* _To do_:
Copy all of the data that follows without altering a word.
[Data shown Boundary: Start]
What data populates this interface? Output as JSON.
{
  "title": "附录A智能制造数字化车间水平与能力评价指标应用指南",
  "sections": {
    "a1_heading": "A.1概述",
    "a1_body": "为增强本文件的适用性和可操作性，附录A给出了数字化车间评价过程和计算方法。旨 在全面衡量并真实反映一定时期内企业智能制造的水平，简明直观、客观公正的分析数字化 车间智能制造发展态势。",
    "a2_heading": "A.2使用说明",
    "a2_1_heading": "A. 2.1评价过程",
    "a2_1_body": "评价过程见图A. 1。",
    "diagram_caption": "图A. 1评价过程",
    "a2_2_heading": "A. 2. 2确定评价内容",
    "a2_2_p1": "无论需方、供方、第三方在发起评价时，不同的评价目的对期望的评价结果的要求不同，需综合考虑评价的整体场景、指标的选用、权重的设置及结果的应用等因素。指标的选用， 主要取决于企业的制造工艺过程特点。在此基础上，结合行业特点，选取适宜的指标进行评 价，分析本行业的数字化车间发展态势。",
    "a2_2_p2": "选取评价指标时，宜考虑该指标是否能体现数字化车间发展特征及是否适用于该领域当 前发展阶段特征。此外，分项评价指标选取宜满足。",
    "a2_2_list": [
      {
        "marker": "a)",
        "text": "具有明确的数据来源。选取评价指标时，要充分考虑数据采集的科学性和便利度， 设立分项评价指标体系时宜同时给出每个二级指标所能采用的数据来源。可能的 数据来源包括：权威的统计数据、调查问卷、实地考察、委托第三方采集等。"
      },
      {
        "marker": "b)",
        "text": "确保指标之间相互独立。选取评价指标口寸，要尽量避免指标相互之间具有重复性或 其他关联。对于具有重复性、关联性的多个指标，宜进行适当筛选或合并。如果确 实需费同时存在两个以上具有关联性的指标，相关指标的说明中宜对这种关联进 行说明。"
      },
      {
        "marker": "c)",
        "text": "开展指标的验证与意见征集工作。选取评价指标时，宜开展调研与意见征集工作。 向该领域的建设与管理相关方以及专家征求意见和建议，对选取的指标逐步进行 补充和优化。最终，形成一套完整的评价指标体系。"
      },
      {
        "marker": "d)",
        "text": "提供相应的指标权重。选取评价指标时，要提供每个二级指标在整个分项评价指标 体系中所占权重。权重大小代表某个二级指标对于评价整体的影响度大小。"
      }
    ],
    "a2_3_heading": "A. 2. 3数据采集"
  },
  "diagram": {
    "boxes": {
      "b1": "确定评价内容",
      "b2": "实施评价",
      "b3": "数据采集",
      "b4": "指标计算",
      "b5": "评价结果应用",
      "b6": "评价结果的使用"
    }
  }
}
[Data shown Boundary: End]
* _Solution_:
What data populates this interface? Output as JSON.
{
  "title": "附录A智能制造数字化车间水平与能力评价指标应用指南",
  "sections": {
    "a1_heading": "A.1概述",
    "a1_body": "为增强本文件的适用性和可操作性，附录A给出了数字化车间评价过程和计算方法。旨 在全面衡量并真实反映一定时期内企业智能制造的水平，简明直观、客观公正的分析数字化 车间智能制造发展态势。",
    "a2_heading": "A.2使用说明",
    "a2_1_heading": "A. 2.1评价过程",
    "a2_1_body": "评价过程见图A. 1。",
    "diagram_caption": "图A. 1评价过程",
    "a2_2_heading": "A. 2. 2确定评价内容",
    "a2_2_p1": "无论需方、供方、第三方在发起评价时，不同的评价目的对期望的评价结果的要求不同，需综合考虑评价的整体场景、指标的选用、权重的设置及结果的应用等因素。指标的选用， 主要取决于企业的制造工艺过程特点。在此基础上，结合行业特点，选取适宜的指标进行评 价，分析本行业的数字化车间发展态势。",
    "a2_2_p2": "选取评价指标时，宜考虑该指标是否能体现数字化车间发展特征及是否适用于该领域当 前发展阶段特征。此外，分项评价指标选取宜满足。",
    "a2_2_list": [
      {
        "marker": "a)",
        "text": "具有明确的数据来源。选取评价指标时，要充分考虑数据采集的科学性和便利度， 设立分项评价指标体系时宜同时给出每个二级指标所能采用的数据来源。可能的 数据来源包括：权威的统计数据、调查问卷、实地考察、委托第三方采集等。"
      },
      {
        "marker": "b)",
        "text": "确保指标之间相互独立。选取评价指标口寸，要尽量避免指标相互之间具有重复性或 其他关联。对于具有重复性、关联性的多个指标，宜进行适当筛选或合并。如果确 实需费同时存在两个以上具有关联性的指标，相关指标的说明中宜对这种关联进 行说明。"
      },
      {
        "marker": "c)",
        "text": "开展指标的验证与意见征集工作。选取评价指标时，宜开展调研与意见征集工作。 向该领域的建设与管理相关方以及专家征求意见和建议，对选取的指标逐步进行 补充和优化。最终，形成一套完整的评价指标体系。"
      },
      {
        "marker": "d)",
        "text": "提供相应的指标权重。选取评价指标时，要提供每个二级指标在整个分项评价指标 体系中所占权重。权重大小代表某个二级指标对于评价整体的影响度大小。"
      }
    ],
    "a2_3_heading": "A. 2. 3数据采集"
  },
  "diagram": {
    "boxes": {
      "b1": "确定评价内容",
      "b2": "实施评价",
      "b3": "数据采集",
      "b4": "指标计算",
      "b5": "评价结果应用",
      "b6": "评价结果的使用"
    }
  }
}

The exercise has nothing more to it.